This weaving was owned by the Hubbell Trading Company’s wholesale house in Winslow, Arizona. J.L. Hubbell Jr. owned this company and operated between 1924 and 1953. Merchandise to be offered at wholesale to dealers like the Fred Harvey Company, was moved from Hubbell Trading Posts around the reservation to Winslow, which was on the railroad route.

About 20 years ago, a woman in Phoenix called me about selling some of her father’s rug collection. When I went to visit, I was amazed at the number of large rugs that she had in her home. It turns out that her father had purchased the Winslow operation when the company declared bankruptcy in 1954. She had most of the weavings from the store. The Hubbell empire of trading posts and businesses was reduced to the post at Ganado. Hubbell’s son Roman ran it until he died in 1957. His wife Dorothy ran it until 1967 when Arizona Senator Barry Goldwater arranged a sale to the National Park Service on the condition that the trading post continue to be operated as a traditional post.

Today, Hubbell’s is a National Historic Site and is still an active trading post worth visiting.


The large weaving featured here was likely sold to the post in Ganado. When I visited the woman in Phoenix, she had the weaving in her home. We were unable to unroll inside, so I only saw half of it. At the time, she felt it was worth a lot more money than I felt I could sell it for, and she was really hoping a museum would buy it. We kept in touch for many years, and we did sell a lot of the smaller weavings she had.
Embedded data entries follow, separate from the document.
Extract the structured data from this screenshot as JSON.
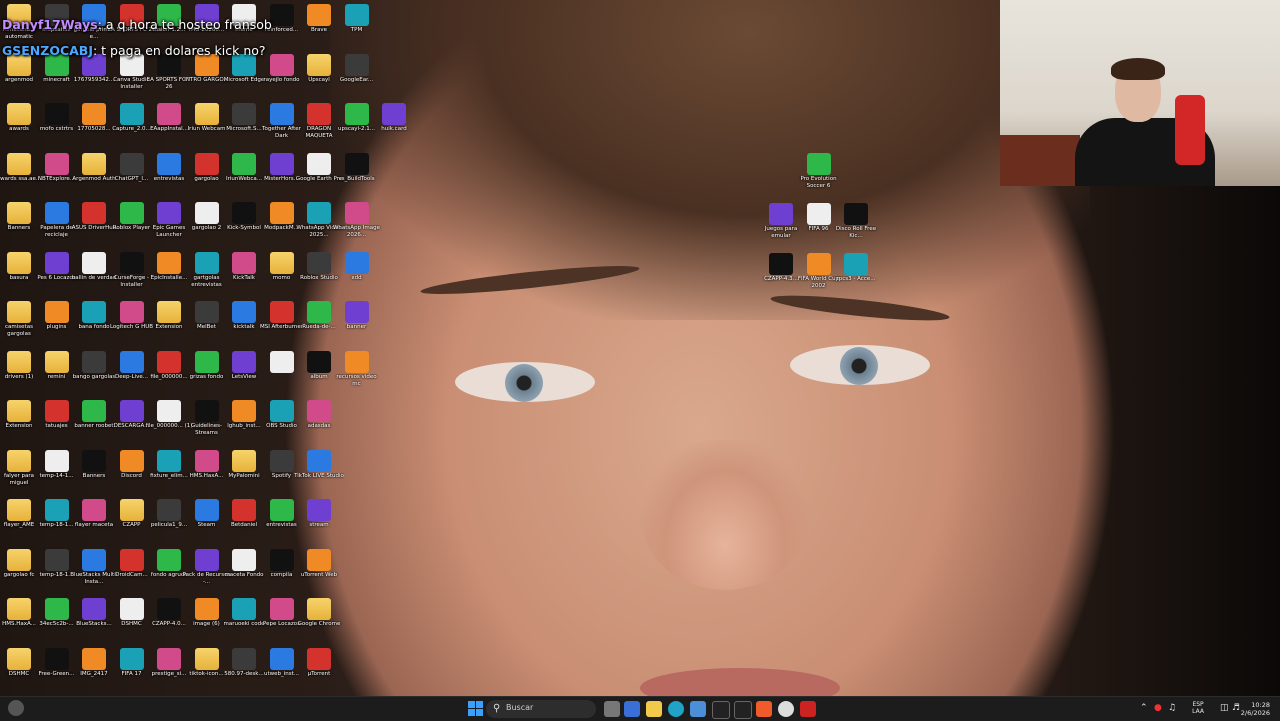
{
  "chat": [
    {
      "user": "Danyf17Ways",
      "message": ": a q hora te hosteo fransob"
    },
    {
      "user": "GSENZOCABJ",
      "message": ": t paga en dolares kick no?"
    }
  ],
  "desktop_icons": [
    [
      "Almacena... automatic",
      "mapashax",
      "gargola primer e...",
      "EA SPORTS FC 26",
      "fusion-1.2...",
      "IMG-20260...",
      "meme",
      "reinforced...",
      "Brave",
      "TPM",
      ""
    ],
    [
      "argenmod",
      "minecraft",
      "1767959342...",
      "Canva Studio Installer",
      "EA SPORTS FC™ 26",
      "INTRO GARGO...",
      "Microsoft Edge",
      "rayejlo fondo",
      "Upscayl",
      "GoogleEar...",
      ""
    ],
    [
      "awards",
      "mofo cstrtrs",
      "17705028...",
      "Capture_2.0...",
      "EAappInstal...",
      "Iriun Webcam",
      "Microsoft.S...",
      "Together After Dark",
      "DRAGON MAQUETA",
      "upscayl-2.1...",
      "huik.card"
    ],
    [
      "awards ssa.ae...",
      "NBTExplore...",
      "Argenmod Auth",
      "ChatGPT_I...",
      "entrevistas",
      "gargolao",
      "IriunWebca...",
      "MisterHors...",
      "Google Earth Pro",
      "vs_BuildTools",
      ""
    ],
    [
      "Banners",
      "Papelera de reciclaje",
      "ASUS DriverHub",
      "Roblox Player",
      "Epic Games Launcher",
      "gargolao 2",
      "Kick-Symbol",
      "ModpackM...",
      "WhatsApp Video 2025...",
      "WhatsApp Image 2026...",
      ""
    ],
    [
      "basura",
      "Pes 6 Locazos",
      "ballin de verdad",
      "CurseForge - Installer",
      "EpicInstalle...",
      "gartgolas entrevistas",
      "KickTalk",
      "momo",
      "Roblox Studio",
      "xdd",
      ""
    ],
    [
      "camisetas gargolas",
      "plugins",
      "bana fondo",
      "Logitech G HUB",
      "Extension",
      "MelBet",
      "kicktalk",
      "MSI Afterburner",
      "Rueda-de-...",
      "banner",
      ""
    ],
    [
      "drivers (1)",
      "remini",
      "bango gargolas",
      "Deep-Live...",
      "file_000000...",
      "grizas fondo",
      "LetsView",
      "",
      "album",
      "recursos video mc",
      ""
    ],
    [
      "Extension",
      "tatuajes",
      "banner roobet",
      "DESCARGA...",
      "file_000000... (1)",
      "Guidelines-Streams",
      "lghub_inst...",
      "OBS Studio",
      "adasdas",
      "",
      ""
    ],
    [
      "falyer para miguel",
      "temp-14-1...",
      "Banners",
      "Discord",
      "fixture_elim...",
      "HMS.HaxA...",
      "MyPalomini",
      "Spotify",
      "TikTok LIVE Studio",
      "",
      ""
    ],
    [
      "flayer_AME",
      "temp-18-1...",
      "flayer maceta",
      "CZAPP",
      "pelicula1_9...",
      "Steam",
      "Betdaniel",
      "entrevistas",
      "stream",
      "",
      ""
    ],
    [
      "gargolao fc",
      "temp-18-1...",
      "BlueStacks Multi-Insta...",
      "DroidCam...",
      "fondo agruck",
      "Pack de Recursos -...",
      "maceta Fondo",
      "compila",
      "uTorrent Web",
      "",
      ""
    ],
    [
      "HMS.HaxA...",
      "34ec5c2b-...",
      "BlueStacks...",
      "DSHMC",
      "CZAPP-4.0...",
      "image (6)",
      "maruoeki code",
      "Pepe Locazos",
      "Google Chrome",
      "",
      ""
    ],
    [
      "DSHMC",
      "Free-Green...",
      "IMG_2417",
      "FIFA 17",
      "prestige_si...",
      "tiktok-icon...",
      "580.97-desk...",
      "utweb_inst...",
      "µTorrent",
      "",
      ""
    ]
  ],
  "right_icons": [
    [
      "",
      "Pro Evolution Soccer 6",
      ""
    ],
    [
      "Juegos para emular",
      "FIFA 96",
      "Disco Roll Free Kic..."
    ],
    [
      "CZAPP-4.3...",
      "FIFA World Cup 2002",
      "rpcs3 - Acce..."
    ]
  ],
  "taskbar": {
    "search_placeholder": "Buscar",
    "lang_top": "ESP",
    "lang_bottom": "LAA",
    "time": "10:28",
    "date": "2/6/2026"
  }
}
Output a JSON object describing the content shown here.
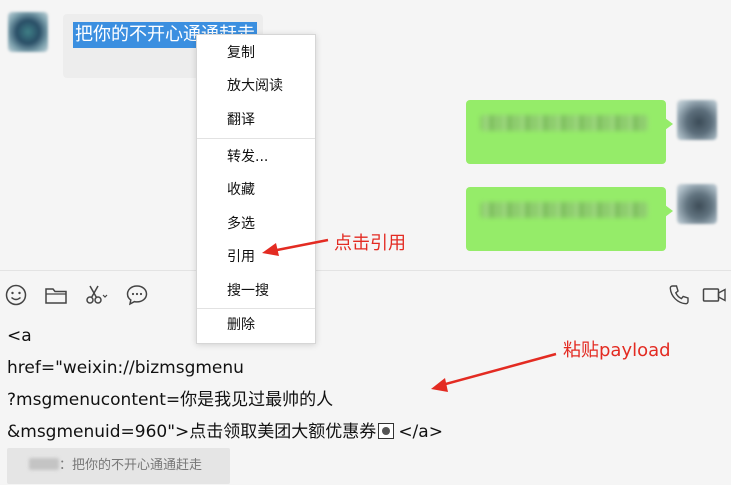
{
  "chat": {
    "received_message": "把你的不开心通通赶走"
  },
  "context_menu": {
    "items": [
      "复制",
      "放大阅读",
      "翻译",
      "转发...",
      "收藏",
      "多选",
      "引用",
      "搜一搜",
      "删除"
    ]
  },
  "toolbar": {
    "icons": [
      "emoji-icon",
      "folder-icon",
      "scissors-icon",
      "chat-bubble-icon",
      "phone-icon",
      "video-icon"
    ]
  },
  "editor": {
    "lines": [
      "<a",
      "href=\"weixin://bizmsgmenu",
      "?msgmenucontent=你是我见过最帅的人",
      "&msgmenuid=960\">点击领取美团大额优惠券",
      "</a>"
    ]
  },
  "quote": {
    "text": "：把你的不开心通通赶走"
  },
  "annotations": {
    "click_quote": "点击引用",
    "paste_payload": "粘贴payload"
  },
  "colors": {
    "accent_red": "#e32b22",
    "bubble_green": "#95ec69",
    "selection_blue": "#3b8fe0"
  }
}
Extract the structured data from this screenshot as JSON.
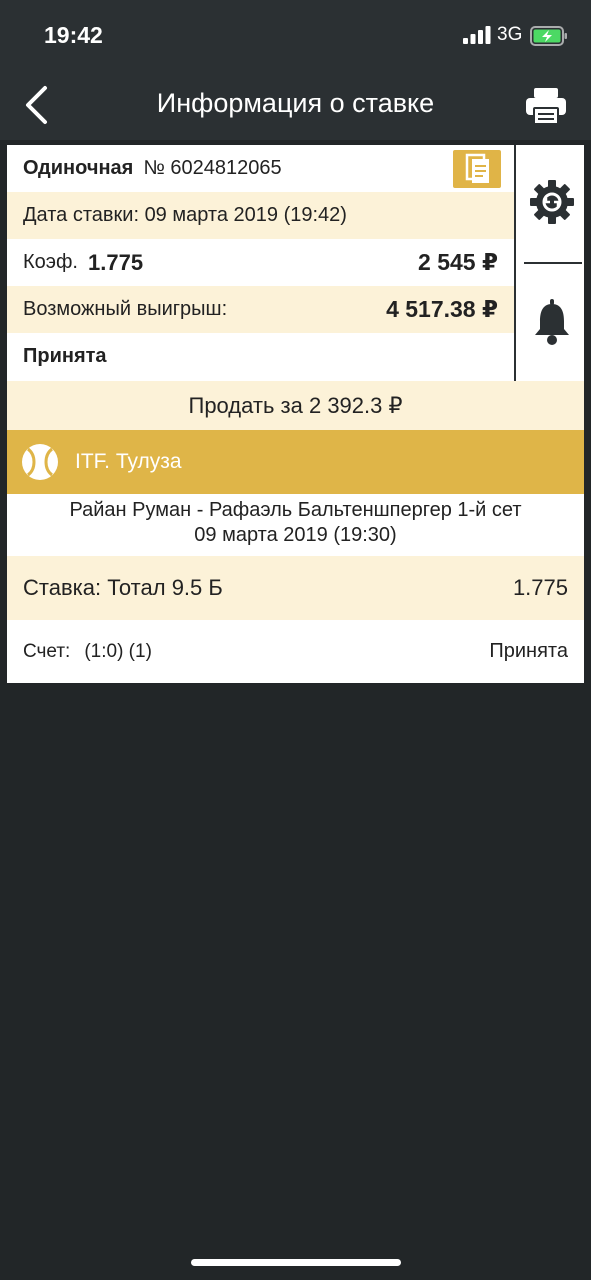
{
  "status_bar": {
    "time": "19:42",
    "network": "3G"
  },
  "nav": {
    "title": "Информация о ставке"
  },
  "bet_info": {
    "type": "Одиночная",
    "number": "№ 6024812065",
    "date": "Дата ставки: 09 марта 2019 (19:42)",
    "coef_label": "Коэф.",
    "coef_value": "1.775",
    "stake": "2 545 ₽",
    "possible_win_label": "Возможный выигрыш:",
    "possible_win": "4 517.38 ₽",
    "status": "Принята"
  },
  "sell_label": "Продать за 2 392.3 ₽",
  "event": {
    "league": "ITF. Тулуза",
    "match": "Райан Руман - Рафаэль Бальтеншпергер 1-й сет",
    "match_date": "09 марта 2019 (19:30)",
    "bet": "Ставка: Тотал 9.5 Б",
    "odd": "1.775",
    "score_label": "Счет:",
    "score": "(1:0) (1)",
    "status": "Принята"
  },
  "colors": {
    "accent": "#dfb548",
    "row_alt": "#fcf2d8",
    "header": "#2b3033",
    "background": "#222628"
  }
}
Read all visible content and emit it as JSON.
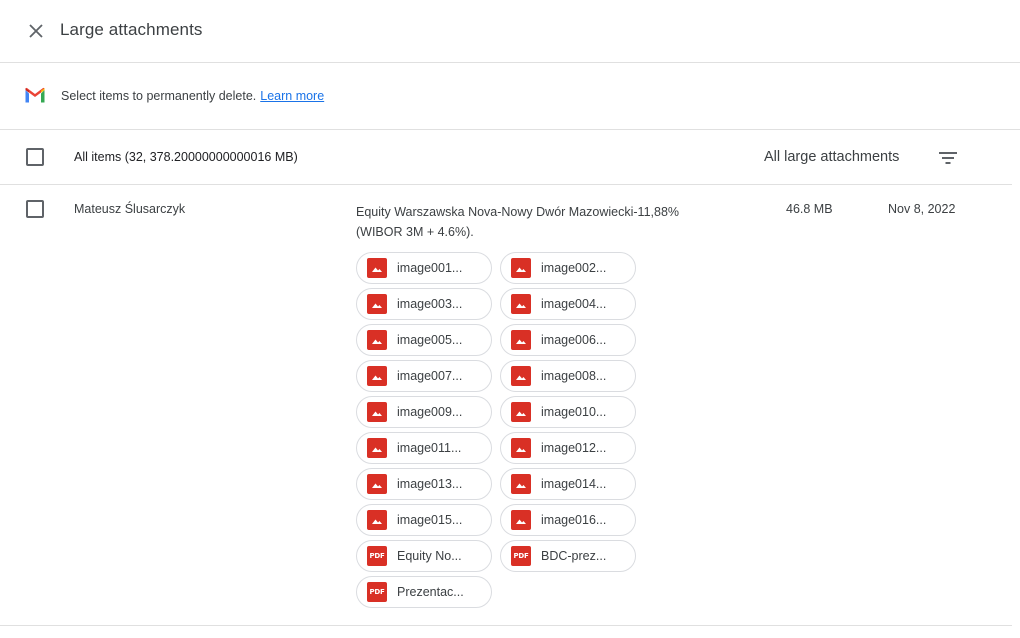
{
  "header": {
    "title": "Large attachments",
    "close_icon": "close-icon"
  },
  "info": {
    "text": "Select items to permanently delete.",
    "learn_more": "Learn more"
  },
  "list_header": {
    "all_items": "All items (32, 378.20000000000016 MB)",
    "filter_label": "All large attachments"
  },
  "row": {
    "sender": "Mateusz Ślusarczyk",
    "subject": "Equity Warszawska Nova-Nowy Dwór Mazowiecki-11,88% (WIBOR 3M + 4.6%).",
    "size": "46.8 MB",
    "date": "Nov 8, 2022",
    "attachments": [
      {
        "name": "image001...",
        "type": "image"
      },
      {
        "name": "image002...",
        "type": "image"
      },
      {
        "name": "image003...",
        "type": "image"
      },
      {
        "name": "image004...",
        "type": "image"
      },
      {
        "name": "image005...",
        "type": "image"
      },
      {
        "name": "image006...",
        "type": "image"
      },
      {
        "name": "image007...",
        "type": "image"
      },
      {
        "name": "image008...",
        "type": "image"
      },
      {
        "name": "image009...",
        "type": "image"
      },
      {
        "name": "image010...",
        "type": "image"
      },
      {
        "name": "image011...",
        "type": "image"
      },
      {
        "name": "image012...",
        "type": "image"
      },
      {
        "name": "image013...",
        "type": "image"
      },
      {
        "name": "image014...",
        "type": "image"
      },
      {
        "name": "image015...",
        "type": "image"
      },
      {
        "name": "image016...",
        "type": "image"
      },
      {
        "name": "Equity No...",
        "type": "pdf"
      },
      {
        "name": "BDC-prez...",
        "type": "pdf"
      },
      {
        "name": "Prezentac...",
        "type": "pdf"
      }
    ]
  },
  "pdf_badge": "PDF",
  "colors": {
    "accent": "#1a73e8",
    "file_icon": "#d93025",
    "divider": "#e0e0e0"
  }
}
At the time, I probably was not creative enough to figure out how to get the weaving to the perfect customer.


The weaving then went to her son. I believe he donated it to the La Posada Hotel, the restored Fred Harvey Hotel built in 1929. It was at this hotel that the video accompanying this weaving was taken. It shows a heartfelt moment when the weavers of the piece were brought back together with this rug. I hope you enjoy it! Special thanks to Jack Barry and Carole Ehrhardt for bring it to my attention!

I might be wrong, but I don’t think this is actually the World's largest Navajo weaving, as there was a multi-pattern rug woven by a group of women from the Chilchinbito Chapter near Kayenta that is larger, but this is the largest single pattern Navajo weaving and was made by one family.